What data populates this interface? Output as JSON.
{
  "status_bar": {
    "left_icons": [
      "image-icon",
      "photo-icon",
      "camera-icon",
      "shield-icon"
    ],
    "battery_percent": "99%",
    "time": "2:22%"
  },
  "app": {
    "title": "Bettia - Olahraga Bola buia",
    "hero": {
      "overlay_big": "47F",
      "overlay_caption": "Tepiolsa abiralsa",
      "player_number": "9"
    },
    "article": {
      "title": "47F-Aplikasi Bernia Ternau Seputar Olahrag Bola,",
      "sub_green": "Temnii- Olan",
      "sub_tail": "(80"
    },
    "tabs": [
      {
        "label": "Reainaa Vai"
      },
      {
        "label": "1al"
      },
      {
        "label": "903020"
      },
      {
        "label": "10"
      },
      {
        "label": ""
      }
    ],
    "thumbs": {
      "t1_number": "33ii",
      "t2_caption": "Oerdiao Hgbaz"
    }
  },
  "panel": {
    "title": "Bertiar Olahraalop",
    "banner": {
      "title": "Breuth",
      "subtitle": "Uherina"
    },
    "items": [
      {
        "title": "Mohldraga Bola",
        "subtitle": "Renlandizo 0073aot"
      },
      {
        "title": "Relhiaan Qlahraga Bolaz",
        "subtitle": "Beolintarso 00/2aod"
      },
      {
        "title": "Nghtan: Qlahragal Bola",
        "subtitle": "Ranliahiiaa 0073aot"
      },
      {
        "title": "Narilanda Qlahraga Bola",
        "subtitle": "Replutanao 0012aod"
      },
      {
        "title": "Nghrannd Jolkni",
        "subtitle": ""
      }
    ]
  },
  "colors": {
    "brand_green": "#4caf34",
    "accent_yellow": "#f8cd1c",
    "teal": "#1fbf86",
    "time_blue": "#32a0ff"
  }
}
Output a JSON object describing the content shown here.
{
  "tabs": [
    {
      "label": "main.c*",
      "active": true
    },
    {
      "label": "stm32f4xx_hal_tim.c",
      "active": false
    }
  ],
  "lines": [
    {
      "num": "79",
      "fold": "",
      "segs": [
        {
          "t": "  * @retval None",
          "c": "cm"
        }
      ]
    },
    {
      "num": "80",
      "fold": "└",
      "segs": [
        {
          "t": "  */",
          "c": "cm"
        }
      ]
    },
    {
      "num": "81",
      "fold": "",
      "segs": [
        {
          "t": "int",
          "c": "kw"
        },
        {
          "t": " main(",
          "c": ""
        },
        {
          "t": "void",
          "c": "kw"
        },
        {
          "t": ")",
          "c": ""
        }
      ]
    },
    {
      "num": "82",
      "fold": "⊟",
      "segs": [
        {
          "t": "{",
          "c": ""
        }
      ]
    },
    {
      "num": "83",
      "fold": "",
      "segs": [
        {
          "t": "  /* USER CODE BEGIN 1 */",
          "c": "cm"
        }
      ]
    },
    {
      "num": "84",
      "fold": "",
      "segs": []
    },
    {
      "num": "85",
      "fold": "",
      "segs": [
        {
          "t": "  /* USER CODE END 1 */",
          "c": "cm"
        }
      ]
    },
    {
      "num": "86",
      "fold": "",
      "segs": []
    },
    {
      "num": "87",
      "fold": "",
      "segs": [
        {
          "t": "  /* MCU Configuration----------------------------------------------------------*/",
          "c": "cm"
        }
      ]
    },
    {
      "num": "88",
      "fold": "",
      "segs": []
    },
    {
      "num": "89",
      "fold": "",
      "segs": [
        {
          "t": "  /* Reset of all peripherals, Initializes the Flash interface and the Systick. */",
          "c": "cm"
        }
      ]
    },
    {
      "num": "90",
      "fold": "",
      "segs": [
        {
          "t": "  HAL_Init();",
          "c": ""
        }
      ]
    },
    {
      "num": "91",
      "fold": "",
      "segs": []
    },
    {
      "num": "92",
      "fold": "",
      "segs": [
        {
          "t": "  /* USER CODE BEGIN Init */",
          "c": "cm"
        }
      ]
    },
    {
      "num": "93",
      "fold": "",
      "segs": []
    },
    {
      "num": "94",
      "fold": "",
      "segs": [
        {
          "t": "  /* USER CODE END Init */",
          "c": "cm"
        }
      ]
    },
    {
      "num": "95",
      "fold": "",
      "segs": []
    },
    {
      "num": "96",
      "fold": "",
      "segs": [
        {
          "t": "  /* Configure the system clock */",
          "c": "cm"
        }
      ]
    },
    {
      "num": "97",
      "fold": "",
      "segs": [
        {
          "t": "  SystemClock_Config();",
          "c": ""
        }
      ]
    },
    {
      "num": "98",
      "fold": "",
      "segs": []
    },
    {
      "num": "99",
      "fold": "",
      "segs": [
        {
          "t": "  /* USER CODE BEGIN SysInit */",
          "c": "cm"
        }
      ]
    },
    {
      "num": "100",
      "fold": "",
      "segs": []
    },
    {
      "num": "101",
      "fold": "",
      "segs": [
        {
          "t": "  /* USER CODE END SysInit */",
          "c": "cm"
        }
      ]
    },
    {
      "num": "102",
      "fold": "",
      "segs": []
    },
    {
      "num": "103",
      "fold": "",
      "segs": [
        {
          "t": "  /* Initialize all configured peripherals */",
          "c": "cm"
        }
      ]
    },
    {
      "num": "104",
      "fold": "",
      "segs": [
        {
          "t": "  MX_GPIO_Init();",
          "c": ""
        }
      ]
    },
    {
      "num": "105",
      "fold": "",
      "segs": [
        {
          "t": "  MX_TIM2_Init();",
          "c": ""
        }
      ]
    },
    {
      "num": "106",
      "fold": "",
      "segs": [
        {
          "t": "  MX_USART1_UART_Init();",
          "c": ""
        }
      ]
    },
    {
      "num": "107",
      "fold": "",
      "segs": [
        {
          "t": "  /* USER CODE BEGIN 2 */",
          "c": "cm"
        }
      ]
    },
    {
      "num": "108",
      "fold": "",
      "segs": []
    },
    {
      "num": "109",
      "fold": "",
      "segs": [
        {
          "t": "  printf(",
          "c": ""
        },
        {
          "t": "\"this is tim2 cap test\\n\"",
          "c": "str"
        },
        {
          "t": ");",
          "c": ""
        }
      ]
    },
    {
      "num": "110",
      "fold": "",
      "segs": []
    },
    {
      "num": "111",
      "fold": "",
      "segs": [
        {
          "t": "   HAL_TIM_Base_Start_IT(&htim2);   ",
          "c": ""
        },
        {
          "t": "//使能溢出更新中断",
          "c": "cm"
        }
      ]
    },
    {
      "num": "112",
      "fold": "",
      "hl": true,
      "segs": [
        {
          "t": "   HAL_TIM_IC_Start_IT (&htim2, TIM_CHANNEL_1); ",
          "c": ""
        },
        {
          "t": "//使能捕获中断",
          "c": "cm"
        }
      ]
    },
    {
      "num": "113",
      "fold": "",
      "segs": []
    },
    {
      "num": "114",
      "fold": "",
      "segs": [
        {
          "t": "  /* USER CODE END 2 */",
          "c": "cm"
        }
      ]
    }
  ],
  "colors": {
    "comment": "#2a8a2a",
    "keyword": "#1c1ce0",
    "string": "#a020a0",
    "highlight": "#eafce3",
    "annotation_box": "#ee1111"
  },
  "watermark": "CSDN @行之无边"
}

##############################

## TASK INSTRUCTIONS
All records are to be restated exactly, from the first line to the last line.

## REPLY
What data populates this interface? Output as JSON.
{
  "status_bar": {
    "left_icons": [
      "image-icon",
      "photo-icon",
      "camera-icon",
      "shield-icon"
    ],
    "battery_percent": "99%",
    "time": "2:22%"
  },
  "app": {
    "title": "Bettia - Olahraga Bola buia",
    "hero": {
      "overlay_big": "47F",
      "overlay_caption": "Tepiolsa abiralsa",
      "player_number": "9"
    },
    "article": {
      "title": "47F-Aplikasi Bernia Ternau Seputar Olahrag Bola,",
      "sub_green": "Temnii- Olan",
      "sub_tail": "(80"
    },
    "tabs": [
      {
        "label": "Reainaa Vai"
      },
      {
        "label": "1al"
      },
      {
        "label": "903020"
      },
      {
        "label": "10"
      },
      {
        "label": ""
      }
    ],
    "thumbs": {
      "t1_number": "33ii",
      "t2_caption": "Oerdiao Hgbaz"
    }
  },
  "panel": {
    "title": "Bertiar Olahraalop",
    "banner": {
      "title": "Breuth",
      "subtitle": "Uherina"
    },
    "items": [
      {
        "title": "Mohldraga Bola",
        "subtitle": "Renlandizo 0073aot"
      },
      {
        "title": "Relhiaan Qlahraga Bolaz",
        "subtitle": "Beolintarso 00/2aod"
      },
      {
        "title": "Nghtan: Qlahragal Bola",
        "subtitle": "Ranliahiiaa 0073aot"
      },
      {
        "title": "Narilanda Qlahraga Bola",
        "subtitle": "Replutanao 0012aod"
      },
      {
        "title": "Nghrannd Jolkni",
        "subtitle": ""
      }
    ]
  },
  "colors": {
    "brand_green": "#4caf34",
    "accent_yellow": "#f8cd1c",
    "teal": "#1fbf86",
    "time_blue": "#32a0ff"
  }
}
Output a JSON object describing the content shown here.
{
  "tabs": [
    {
      "label": "main.c*",
      "active": true
    },
    {
      "label": "stm32f4xx_hal_tim.c",
      "active": false
    }
  ],
  "lines": [
    {
      "num": "79",
      "fold": "",
      "segs": [
        {
          "t": "  * @retval None",
          "c": "cm"
        }
      ]
    },
    {
      "num": "80",
      "fold": "└",
      "segs": [
        {
          "t": "  */",
          "c": "cm"
        }
      ]
    },
    {
      "num": "81",
      "fold": "",
      "segs": [
        {
          "t": "int",
          "c": "kw"
        },
        {
          "t": " main(",
          "c": ""
        },
        {
          "t": "void",
          "c": "kw"
        },
        {
          "t": ")",
          "c": ""
        }
      ]
    },
    {
      "num": "82",
      "fold": "⊟",
      "segs": [
        {
          "t": "{",
          "c": ""
        }
      ]
    },
    {
      "num": "83",
      "fold": "",
      "segs": [
        {
          "t": "  /* USER CODE BEGIN 1 */",
          "c": "cm"
        }
      ]
    },
    {
      "num": "84",
      "fold": "",
      "segs": []
    },
    {
      "num": "85",
      "fold": "",
      "segs": [
        {
          "t": "  /* USER CODE END 1 */",
          "c": "cm"
        }
      ]
    },
    {
      "num": "86",
      "fold": "",
      "segs": []
    },
    {
      "num": "87",
      "fold": "",
      "segs": [
        {
          "t": "  /* MCU Configuration----------------------------------------------------------*/",
          "c": "cm"
        }
      ]
    },
    {
      "num": "88",
      "fold": "",
      "segs": []
    },
    {
      "num": "89",
      "fold": "",
      "segs": [
        {
          "t": "  /* Reset of all peripherals, Initializes the Flash interface and the Systick. */",
          "c": "cm"
        }
      ]
    },
    {
      "num": "90",
      "fold": "",
      "segs": [
        {
          "t": "  HAL_Init();",
          "c": ""
        }
      ]
    },
    {
      "num": "91",
      "fold": "",
      "segs": []
    },
    {
      "num": "92",
      "fold": "",
      "segs": [
        {
          "t": "  /* USER CODE BEGIN Init */",
          "c": "cm"
        }
      ]
    },
    {
      "num": "93",
      "fold": "",
      "segs": []
    },
    {
      "num": "94",
      "fold": "",
      "segs": [
        {
          "t": "  /* USER CODE END Init */",
          "c": "cm"
        }
      ]
    },
    {
      "num": "95",
      "fold": "",
      "segs": []
    },
    {
      "num": "96",
      "fold": "",
      "segs": [
        {
          "t": "  /* Configure the system clock */",
          "c": "cm"
        }
      ]
    },
    {
      "num": "97",
      "fold": "",
      "segs": [
        {
          "t": "  SystemClock_Config();",
          "c": ""
        }
      ]
    },
    {
      "num": "98",
      "fold": "",
      "segs": []
    },
    {
      "num": "99",
      "fold": "",
      "segs": [
        {
          "t": "  /* USER CODE BEGIN SysInit */",
          "c": "cm"
        }
      ]
    },
    {
      "num": "100",
      "fold": "",
      "segs": []
    },
    {
      "num": "101",
      "fold": "",
      "segs": [
        {
          "t": "  /* USER CODE END SysInit */",
          "c": "cm"
        }
      ]
    },
    {
      "num": "102",
      "fold": "",
      "segs": []
    },
    {
      "num": "103",
      "fold": "",
      "segs": [
        {
          "t": "  /* Initialize all configured peripherals */",
          "c": "cm"
        }
      ]
    },
    {
      "num": "104",
      "fold": "",
      "segs": [
        {
          "t": "  MX_GPIO_Init();",
          "c": ""
        }
      ]
    },
    {
      "num": "105",
      "fold": "",
      "segs": [
        {
          "t": "  MX_TIM2_Init();",
          "c": ""
        }
      ]
    },
    {
      "num": "106",
      "fold": "",
      "segs": [
        {
          "t": "  MX_USART1_UART_Init();",
          "c": ""
        }
      ]
    },
    {
      "num": "107",
      "fold": "",
      "segs": [
        {
          "t": "  /* USER CODE BEGIN 2 */",
          "c": "cm"
        }
      ]
    },
    {
      "num": "108",
      "fold": "",
      "segs": []
    },
    {
      "num": "109",
      "fold": "",
      "segs": [
        {
          "t": "  printf(",
          "c": ""
        },
        {
          "t": "\"this is tim2 cap test\\n\"",
          "c": "str"
        },
        {
          "t": ");",
          "c": ""
        }
      ]
    },
    {
      "num": "110",
      "fold": "",
      "segs": []
    },
    {
      "num": "111",
      "fold": "",
      "segs": [
        {
          "t": "   HAL_TIM_Base_Start_IT(&htim2);   ",
          "c": ""
        },
        {
          "t": "//使能溢出更新中断",
          "c": "cm"
        }
      ]
    },
    {
      "num": "112",
      "fold": "",
      "hl": true,
      "segs": [
        {
          "t": "   HAL_TIM_IC_Start_IT (&htim2, TIM_CHANNEL_1); ",
          "c": ""
        },
        {
          "t": "//使能捕获中断",
          "c": "cm"
        }
      ]
    },
    {
      "num": "113",
      "fold": "",
      "segs": []
    },
    {
      "num": "114",
      "fold": "",
      "segs": [
        {
          "t": "  /* USER CODE END 2 */",
          "c": "cm"
        }
      ]
    }
  ],
  "colors": {
    "comment": "#2a8a2a",
    "keyword": "#1c1ce0",
    "string": "#a020a0",
    "highlight": "#eafce3",
    "annotation_box": "#ee1111"
  },
  "watermark": "CSDN @行之无边"
}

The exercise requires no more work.